- _WORK TO BE COMPLETED_
Where a line holds the word "this", copy that line from the data below.

[Data about app and page elements]

--- START ---

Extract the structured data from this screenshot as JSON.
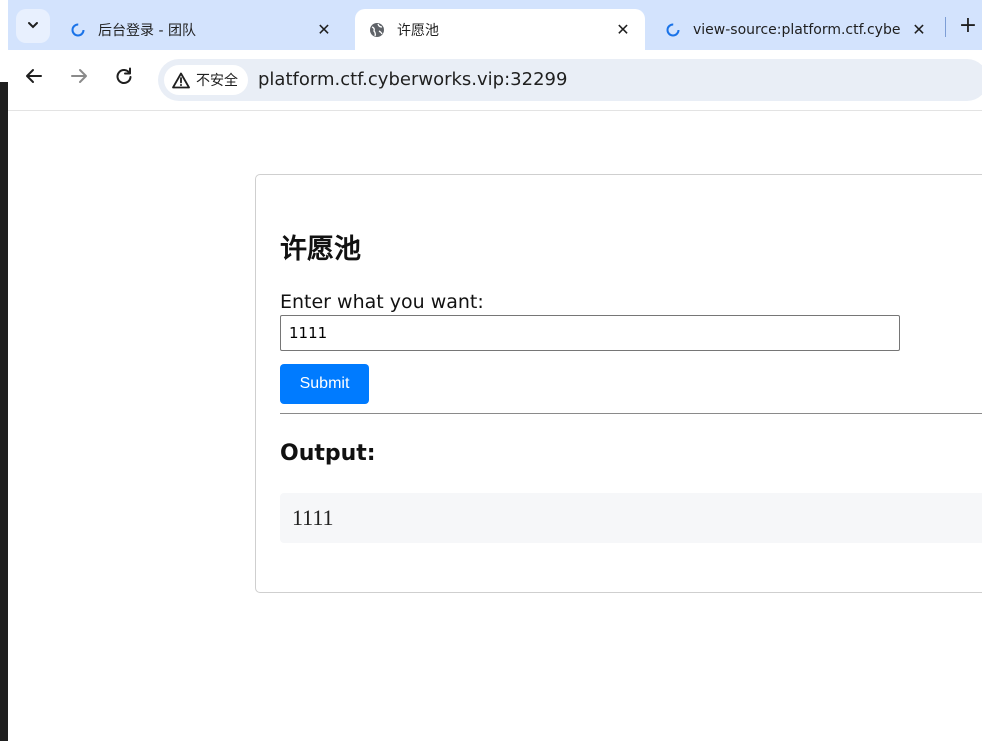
{
  "browser": {
    "tabs": [
      {
        "title": "后台登录 - 团队",
        "active": false,
        "icon": "loading-icon"
      },
      {
        "title": "许愿池",
        "active": true,
        "icon": "globe-icon"
      },
      {
        "title": "view-source:platform.ctf.cybe",
        "active": false,
        "icon": "loading-icon"
      }
    ],
    "security_label": "不安全",
    "url": "platform.ctf.cyberworks.vip:32299",
    "icons": {
      "tab_list": "chevron-down-icon",
      "back": "arrow-left-icon",
      "forward": "arrow-right-icon",
      "reload": "reload-icon",
      "security": "warning-triangle-icon",
      "new_tab": "plus-icon",
      "close": "close-icon"
    }
  },
  "page": {
    "title": "许愿池",
    "input_label": "Enter what you want:",
    "input_value": "1111",
    "submit_label": "Submit",
    "output_title": "Output:",
    "output_value": "1111"
  },
  "colors": {
    "tabstrip": "#d3e3fd",
    "omnibox": "#e9eef6",
    "submit_button": "#007bff",
    "output_box": "#f6f7f9"
  }
}
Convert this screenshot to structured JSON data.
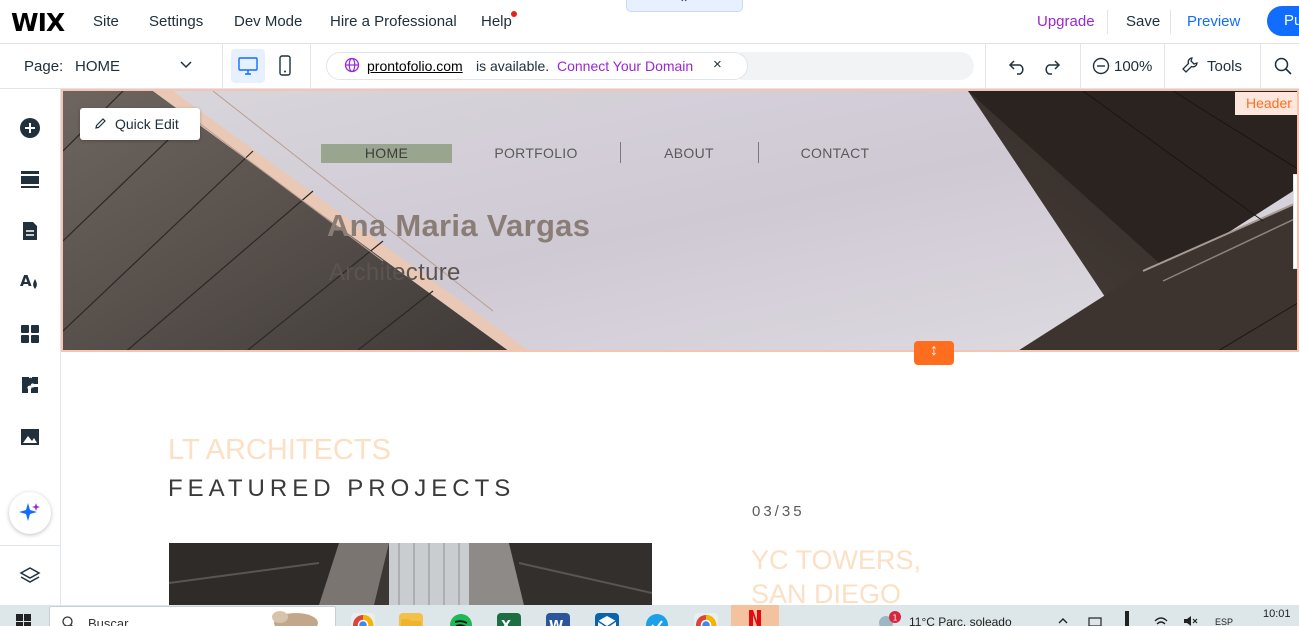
{
  "topbar": {
    "logo": "WIX",
    "menu": [
      "Site",
      "Settings",
      "Dev Mode",
      "Hire a Professional",
      "Help"
    ],
    "upgrade": "Upgrade",
    "save": "Save",
    "preview": "Preview",
    "publish": "Pu"
  },
  "pagebar": {
    "page_label": "Page:",
    "page_value": "HOME",
    "domain": "prontofolio.com",
    "available": "is available.",
    "connect": "Connect Your Domain",
    "close": "×",
    "zoom": "100%",
    "tools": "Tools"
  },
  "sidebar": {
    "icons": [
      "add-icon",
      "sections-icon",
      "pages-icon",
      "design-icon",
      "apps-icon",
      "business-apps-icon",
      "media-icon",
      "ai-assistant-icon",
      "layers-icon"
    ]
  },
  "canvas": {
    "header_tag": "Header",
    "quick_edit": "Quick Edit",
    "nav": [
      "HOME",
      "PORTFOLIO",
      "ABOUT",
      "CONTACT"
    ],
    "site_name": "Ana Maria Vargas",
    "tagline": "Architecture",
    "section_kicker": "LT ARCHITECTS",
    "section_title": "FEATURED PROJECTS",
    "counter": "03/35",
    "project_title_line1": "YC TOWERS,",
    "project_title_line2": "SAN DIEGO"
  },
  "taskbar": {
    "search_placeholder": "Buscar",
    "weather": "11°C  Parc. soleado",
    "lang": "ESP",
    "time": "10:01",
    "notification_count": "1"
  },
  "colors": {
    "accent": "#116dff",
    "upgrade": "#9a27d5",
    "header_outline": "#f6c4b0",
    "handle": "#ff6d1f",
    "kicker": "#fbe0c4"
  }
}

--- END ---

- _EXERCISE ANSWER_
Extract the structured data from this screenshot as JSON.
Convert this screenshot to structured JSON data.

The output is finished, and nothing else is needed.